3. FILM SCHOOL
Oh dear.
This movie has a very loud setting, by which I mean it overwhelms everything else. The cast breathe, eat and sleep their little home-made movies. They think about nothing else. They flounce off on ego trips and make you want them dead. "You stole my fucking genre!" This allows a lot of metatextual commentary, but unfortunately at the price of characters you don't care about in a pointless story. Gee, will Morrison get to make her movie? Who cares?
Sometimes this paradoxically covers the film's sloppy plotting. The killer's motive is silly, but so is everything and everyone. It fits. However I haven't even started yet on the plot holes. When Morrison wants Loretta Devine to play her security videos and see a killing take place, why does she beg a refusal by specifying some time in the past hour? She knows exactly when she heard the scream: the stroke of midnight. Why doesn't she tell the police, even when directly asked? (Idiot.) The "film brat" revelation is pointless, never referred to again except in the killer's final speech and it wasn't necessary there either. Why does Morrison blame Matthew Davis for not preventing the killings? Okay, yes, she's being emotional, but it's still stupid. There are "it's just a film" twists (twice) and a dream sequence. Yeesh.

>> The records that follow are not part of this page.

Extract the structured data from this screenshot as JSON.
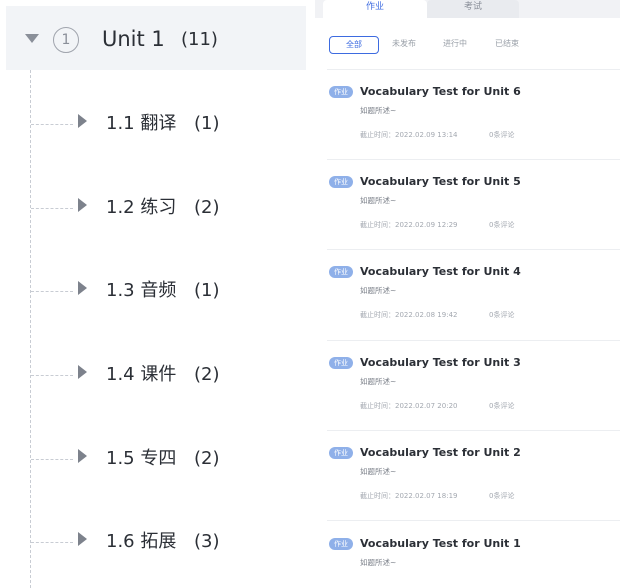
{
  "tree": {
    "unit": {
      "caret": "caret-down-icon",
      "index": "1",
      "title": "Unit 1",
      "count": "(11)"
    },
    "items": [
      {
        "label": "1.1 翻译",
        "count": "(1)"
      },
      {
        "label": "1.2 练习",
        "count": "(2)"
      },
      {
        "label": "1.3 音频",
        "count": "(1)"
      },
      {
        "label": "1.4 课件",
        "count": "(2)"
      },
      {
        "label": "1.5 专四",
        "count": "(2)"
      },
      {
        "label": "1.6 拓展",
        "count": "(3)"
      }
    ]
  },
  "panel": {
    "tabs": [
      {
        "label": "作业",
        "active": true
      },
      {
        "label": "考试",
        "active": false
      }
    ],
    "filters": [
      {
        "label": "全部",
        "active": true
      },
      {
        "label": "未发布",
        "active": false
      },
      {
        "label": "进行中",
        "active": false
      },
      {
        "label": "已结束",
        "active": false
      }
    ],
    "list": [
      {
        "tag": "作业",
        "title": "Vocabulary Test for Unit 6",
        "desc": "如题所述~",
        "deadline": "截止时间：2022.02.09 13:14",
        "comments": "0条评论"
      },
      {
        "tag": "作业",
        "title": "Vocabulary Test for Unit 5",
        "desc": "如题所述~",
        "deadline": "截止时间：2022.02.09 12:29",
        "comments": "0条评论"
      },
      {
        "tag": "作业",
        "title": "Vocabulary Test for Unit 4",
        "desc": "如题所述~",
        "deadline": "截止时间：2022.02.08 19:42",
        "comments": "0条评论"
      },
      {
        "tag": "作业",
        "title": "Vocabulary Test for Unit 3",
        "desc": "如题所述~",
        "deadline": "截止时间：2022.02.07 20:20",
        "comments": "0条评论"
      },
      {
        "tag": "作业",
        "title": "Vocabulary Test for Unit 2",
        "desc": "如题所述~",
        "deadline": "截止时间：2022.02.07 18:19",
        "comments": "0条评论"
      },
      {
        "tag": "作业",
        "title": "Vocabulary Test for Unit 1",
        "desc": "如题所述~",
        "deadline": "",
        "comments": ""
      }
    ]
  },
  "colors": {
    "accent": "#3d6be0",
    "tag": "#8fb0e9",
    "selected_row": "#f2f4f7"
  }
}
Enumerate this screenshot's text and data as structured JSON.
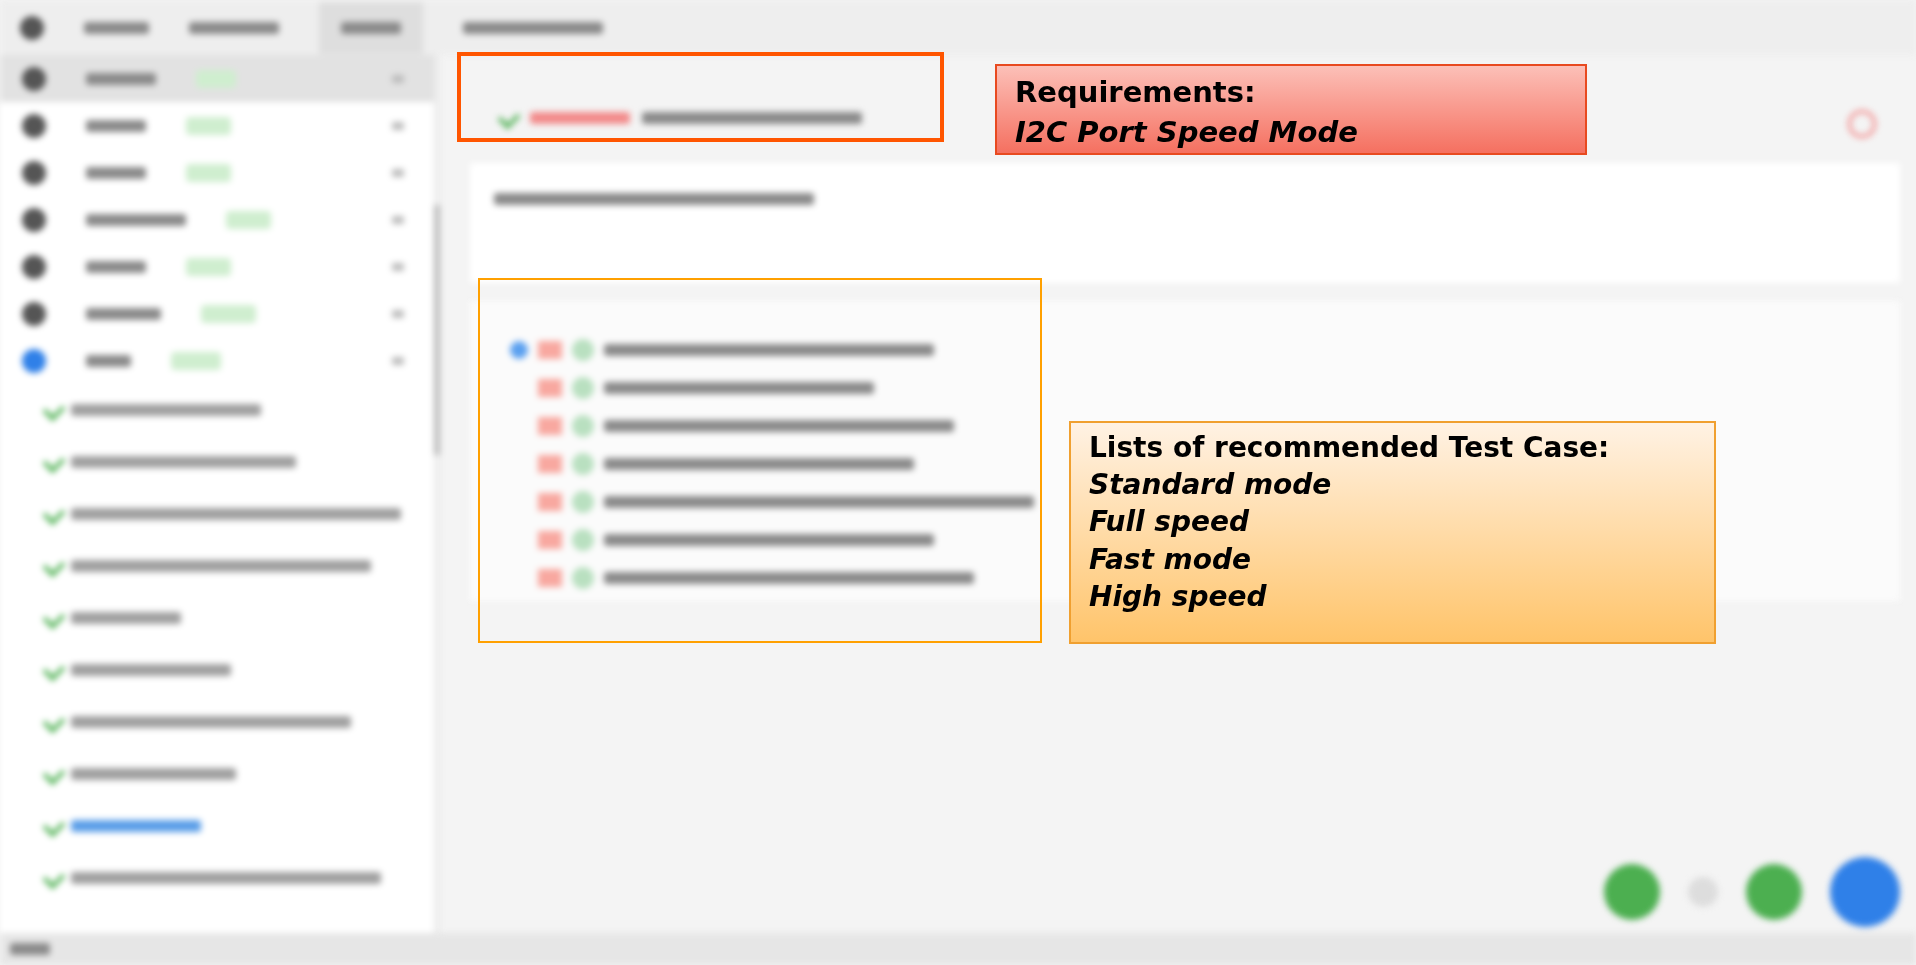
{
  "callouts": [
    {
      "kind": "requirements",
      "lines": [
        {
          "text": "Requirements:",
          "italic": false
        },
        {
          "text": "I2C Port Speed Mode",
          "italic": true
        }
      ]
    },
    {
      "kind": "test_cases",
      "lines": [
        {
          "text": "Lists of recommended Test Case:",
          "italic": false
        },
        {
          "text": "Standard mode",
          "italic": true
        },
        {
          "text": "Full speed",
          "italic": true
        },
        {
          "text": "Fast mode",
          "italic": true
        },
        {
          "text": "High speed",
          "italic": true
        }
      ]
    }
  ]
}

What's more, that's me bashing the script despite not minding the twin brother. However I hurt my brain by thinking too hard about Loretta Devine's character. We're told that she was previously involved in another chain of urban legend killings, which sounds so implausible that it must surely be a clue... unless maybe she's just a returning character from the previous film?

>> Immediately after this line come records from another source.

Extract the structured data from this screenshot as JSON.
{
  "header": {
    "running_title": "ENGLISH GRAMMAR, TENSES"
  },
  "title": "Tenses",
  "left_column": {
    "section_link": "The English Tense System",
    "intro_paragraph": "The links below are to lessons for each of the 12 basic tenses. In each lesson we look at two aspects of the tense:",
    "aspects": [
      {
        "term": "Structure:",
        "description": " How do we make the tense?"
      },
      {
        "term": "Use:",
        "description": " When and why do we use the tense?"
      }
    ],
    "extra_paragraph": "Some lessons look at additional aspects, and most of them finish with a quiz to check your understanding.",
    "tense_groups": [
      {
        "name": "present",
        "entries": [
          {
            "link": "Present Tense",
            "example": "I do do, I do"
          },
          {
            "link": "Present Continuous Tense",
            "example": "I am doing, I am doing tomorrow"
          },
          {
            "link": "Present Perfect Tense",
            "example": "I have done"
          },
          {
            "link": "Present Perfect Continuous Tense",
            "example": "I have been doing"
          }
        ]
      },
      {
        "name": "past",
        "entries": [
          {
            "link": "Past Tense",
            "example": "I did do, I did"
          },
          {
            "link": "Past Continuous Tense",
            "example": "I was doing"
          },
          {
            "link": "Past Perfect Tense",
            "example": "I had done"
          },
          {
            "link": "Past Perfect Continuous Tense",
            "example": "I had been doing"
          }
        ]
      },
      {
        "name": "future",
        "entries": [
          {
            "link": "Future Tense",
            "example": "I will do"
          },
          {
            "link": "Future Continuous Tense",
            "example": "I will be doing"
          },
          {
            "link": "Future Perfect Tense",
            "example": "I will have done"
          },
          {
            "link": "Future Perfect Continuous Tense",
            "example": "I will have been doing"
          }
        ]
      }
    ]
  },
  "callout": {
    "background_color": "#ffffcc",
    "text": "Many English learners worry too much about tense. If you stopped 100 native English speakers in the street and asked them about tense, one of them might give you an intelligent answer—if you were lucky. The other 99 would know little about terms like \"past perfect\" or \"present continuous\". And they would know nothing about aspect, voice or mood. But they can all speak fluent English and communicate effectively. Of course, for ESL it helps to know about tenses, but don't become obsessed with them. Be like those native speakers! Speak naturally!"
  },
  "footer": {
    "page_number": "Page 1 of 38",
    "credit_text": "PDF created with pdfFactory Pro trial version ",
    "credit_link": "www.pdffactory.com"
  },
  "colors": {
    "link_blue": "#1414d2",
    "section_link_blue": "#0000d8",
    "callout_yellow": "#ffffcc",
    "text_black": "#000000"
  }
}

However that said, there's a lot here to like in their use of "a film within a film". The contrast between reality and fiction is specifically addressing film and TV, with security cameras, movie reels and a blurring of the usual lines between them. People criticise a killing as if it's fictional. "Not enough blood." Plot points depend on hearing a real scream over the sound of staged screams. There's also some fun juxtaposition at the end, as the characters find themselves walking across movie sets with aliens on a Star Trek spaceship, or a Dracula-style cemetery with spooky trees and tombstones. I genuinely like all the layers in this, even if the results are regrettable when it comes to giving a damn about the plot.

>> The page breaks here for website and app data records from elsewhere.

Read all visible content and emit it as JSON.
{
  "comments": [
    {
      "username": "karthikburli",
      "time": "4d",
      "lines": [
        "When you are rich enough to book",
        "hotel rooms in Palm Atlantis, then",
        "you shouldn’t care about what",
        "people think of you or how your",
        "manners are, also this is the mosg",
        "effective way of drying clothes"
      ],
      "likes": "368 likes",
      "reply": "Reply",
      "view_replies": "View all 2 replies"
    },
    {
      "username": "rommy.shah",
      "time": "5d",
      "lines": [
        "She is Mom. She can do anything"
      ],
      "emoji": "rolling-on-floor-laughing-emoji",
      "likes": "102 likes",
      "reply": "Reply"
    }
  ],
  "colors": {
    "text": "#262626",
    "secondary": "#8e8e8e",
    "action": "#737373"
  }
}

OTHER STUFF
The cast's quite good. Morrison is likeable, while furthermore you'll also see Eva Mendes from before she got famous. Her career here is still at the early stage of Children of the Corn V: Fields of Terror, but she's good enough that the director rewrote to expand her screen time. Meanwhile Hart Bochner is quite good if you hang around to find out, while the two make-up nerds are amusing comic relief.
Worst thing in the movie: the laughable acting in the student films. I don't care if that's what student films really look like. It's still annoying.
Overall: cheeky and more intelligent than it's generally taken for. It's been fashionable for years to decry the 'Scream'-inspired 1990s tradition of smart-alec horror, but I think it's refreshing to have a period when horror was trying to be a bit more witty and thoughtful, even if this produced one of the all-time worst decades for cinematic horror. I liked the Hitchcock homages, especially since it's alongside a love of Pam Grier blaxploitation. However on the downside, this is yet another much-hated slasher film with a story full of plot holes and a heroine with a dull backstory who never goes to the police. The suspense sequences are quite good, but the actual kills are often lacklustre. It also has a brief sex scene, but doesn't show tits. You'll like this one about as much as you want to like it, I think.
"You're going to hell for doubting George Lucas."